pseudopelade

pseudopelade

 [soo″do-pe´lād]
an uncommon type of alopecia characterized by the asymptomatic development of a distinctive scarlike patchy alopecia in adults.

pseu·do·pe·lade

(sū'dō-pĕ-lahd'),
A scarring type of alopecia; usually occurs in scattered irregular patches; of uncertain cause.
[pseudo- + Fr. pelade, disease that causes sporadic falling of hair]

pseudopelade

/pseu·do·pe·lade/ (-pe´lād) patchy alopecia roughly simulating alopecia areata; it may be due to various diseases of the hair follicles, some of which are associated with scarring.

pseudopelade
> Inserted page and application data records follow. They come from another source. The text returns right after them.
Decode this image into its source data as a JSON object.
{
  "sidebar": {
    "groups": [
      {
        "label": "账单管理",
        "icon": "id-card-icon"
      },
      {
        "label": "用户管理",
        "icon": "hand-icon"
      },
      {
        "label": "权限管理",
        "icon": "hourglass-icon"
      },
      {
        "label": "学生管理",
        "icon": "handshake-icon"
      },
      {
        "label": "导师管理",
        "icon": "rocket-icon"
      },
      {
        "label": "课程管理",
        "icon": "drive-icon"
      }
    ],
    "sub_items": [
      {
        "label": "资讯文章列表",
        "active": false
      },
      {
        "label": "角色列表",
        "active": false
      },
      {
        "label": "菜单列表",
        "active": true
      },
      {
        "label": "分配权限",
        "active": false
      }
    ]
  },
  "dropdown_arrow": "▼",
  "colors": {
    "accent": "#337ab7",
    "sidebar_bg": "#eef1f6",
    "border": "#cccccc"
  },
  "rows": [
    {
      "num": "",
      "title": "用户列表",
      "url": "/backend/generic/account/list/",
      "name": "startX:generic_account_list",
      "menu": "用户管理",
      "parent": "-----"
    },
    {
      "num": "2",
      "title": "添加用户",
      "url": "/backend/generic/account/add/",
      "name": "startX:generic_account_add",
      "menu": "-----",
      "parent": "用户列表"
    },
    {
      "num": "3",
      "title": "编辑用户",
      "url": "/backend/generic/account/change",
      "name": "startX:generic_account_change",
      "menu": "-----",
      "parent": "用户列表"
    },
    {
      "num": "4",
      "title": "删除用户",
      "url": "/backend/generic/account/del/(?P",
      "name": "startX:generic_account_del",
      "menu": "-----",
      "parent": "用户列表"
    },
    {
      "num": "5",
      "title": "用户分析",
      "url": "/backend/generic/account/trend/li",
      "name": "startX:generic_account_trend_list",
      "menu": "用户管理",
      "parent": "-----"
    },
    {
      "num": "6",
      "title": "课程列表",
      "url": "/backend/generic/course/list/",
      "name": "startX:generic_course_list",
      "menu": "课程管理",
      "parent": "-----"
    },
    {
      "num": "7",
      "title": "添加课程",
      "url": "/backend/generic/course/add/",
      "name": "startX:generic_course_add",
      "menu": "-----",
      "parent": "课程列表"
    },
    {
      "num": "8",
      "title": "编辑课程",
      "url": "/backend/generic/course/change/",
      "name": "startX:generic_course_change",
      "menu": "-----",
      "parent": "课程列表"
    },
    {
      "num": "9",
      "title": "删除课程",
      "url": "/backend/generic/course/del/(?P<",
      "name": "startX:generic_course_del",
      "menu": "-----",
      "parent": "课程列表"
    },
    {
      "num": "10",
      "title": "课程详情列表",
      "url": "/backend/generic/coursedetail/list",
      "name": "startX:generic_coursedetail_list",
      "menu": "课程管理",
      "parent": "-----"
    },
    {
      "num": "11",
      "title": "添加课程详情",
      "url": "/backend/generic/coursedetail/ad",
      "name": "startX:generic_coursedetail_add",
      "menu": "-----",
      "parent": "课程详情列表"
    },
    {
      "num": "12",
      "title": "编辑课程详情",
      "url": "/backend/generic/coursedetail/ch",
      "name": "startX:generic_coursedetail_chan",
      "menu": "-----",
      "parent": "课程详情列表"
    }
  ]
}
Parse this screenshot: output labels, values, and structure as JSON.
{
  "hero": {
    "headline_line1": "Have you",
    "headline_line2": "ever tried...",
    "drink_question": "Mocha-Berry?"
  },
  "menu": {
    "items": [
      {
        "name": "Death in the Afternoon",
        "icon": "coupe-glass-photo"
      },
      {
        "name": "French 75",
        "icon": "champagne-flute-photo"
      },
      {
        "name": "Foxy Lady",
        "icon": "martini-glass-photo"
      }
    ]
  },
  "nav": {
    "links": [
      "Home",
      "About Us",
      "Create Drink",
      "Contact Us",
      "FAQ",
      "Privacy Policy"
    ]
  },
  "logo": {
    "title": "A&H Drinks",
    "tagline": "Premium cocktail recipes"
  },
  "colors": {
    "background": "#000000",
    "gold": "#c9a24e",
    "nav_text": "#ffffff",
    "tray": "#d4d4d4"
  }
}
[-pelād′, -pē′lād]
a scarring type of alopecia, preceded by folliculitis, in which one or more areas of baldness may appear and spread to become joined, forming an area of smooth fingerlike projections that are slightly depressed in the skin.

pseu·do·pe·lade

(sū'dō-pĕ-lahd')
A scarring type of alopecia; usually occurs in scattered, irregular patches; of uncertain cause.
[pseudo- + Fr. pelade, disease that causes sporadic falling of hair]
References in periodicals archive ?
Evaluation of inflammatory infiltrate and fibrogenic cytokines in pseudopelade of Brocq suggests the involvement of T-helper 2 and 3 cytokines.
Right from common hair disorders like hair loss, dandruff and baldness to uncommon diseases of the hair and scalp like alopecia, pseudopelade, lichen planus, trichotillomania and others.
DiscussionCentral centrifugal cicatricial alopecia (CCCA) is the term adopted by the North American hair research society (NAHRS) to encompass the previous terms of hot comb alopecia" follicular degeneration syndrome" pseudopelade" in African Americans and central elliptical pseudopelade in Caucasians.
5%), discoid lupus erythematosus (25%), pseudopelade of Brocq (20%), systemic lupus erythematosus (5%) followed by scleroderma, dermatomyositis, keratosis follicularis spinulosa decalvans, aplasia cutis, kerion, follicular mucinosis, pemphigus, dissecting cellulitis of scalp/ pyogenic folliculitis and acne keloidalis nuchae in 2.
Lichen planopilaris, discoid lupus erythematosus, pseudopelade of Brock were the common causes of cicatricial alopecia in the studied population.
2 Examples of primary alopecia include discoid lupus erythematosus, lichen planopilaris, central centrifugal cicatricial alopecia, pseudopelade of Brocq, folliculitis decalvans, and acne keloidalis.
5%) was of lichen planopilaris (LPP) [Figure 1] followed by 25% of discoid lupus erythematosus (DLE) [Figure 2], and 20% patients had pseudopelade of Brocq (PB) [Table 2].
5%) followed by DLE (25%) and pseudopelade of Brocq (25%).
Pseudopelade of Brocq (PB) is a permanent progressive scarring alopecia characterized by numerous alopecic patches localized only in the scalp, that tend to coalesce into larger, irregular plaques with polycyclic borders.
9 The early evolving lesions of the hair follicles are described in pseudopelade, a type of cicatricial alopecia where clues for the diagnosis of lupus erythematosus or lichen planopilaris are lacking.
The histopathology of pseudopelade of Brocq is of 'burn out' scarring alopecia.
A few entities in scarring alopecia are lichen planopilaris, central centrifugal cicatricial alopecia, pseudopelade, discoid lupus erythematosus and traction alopecia.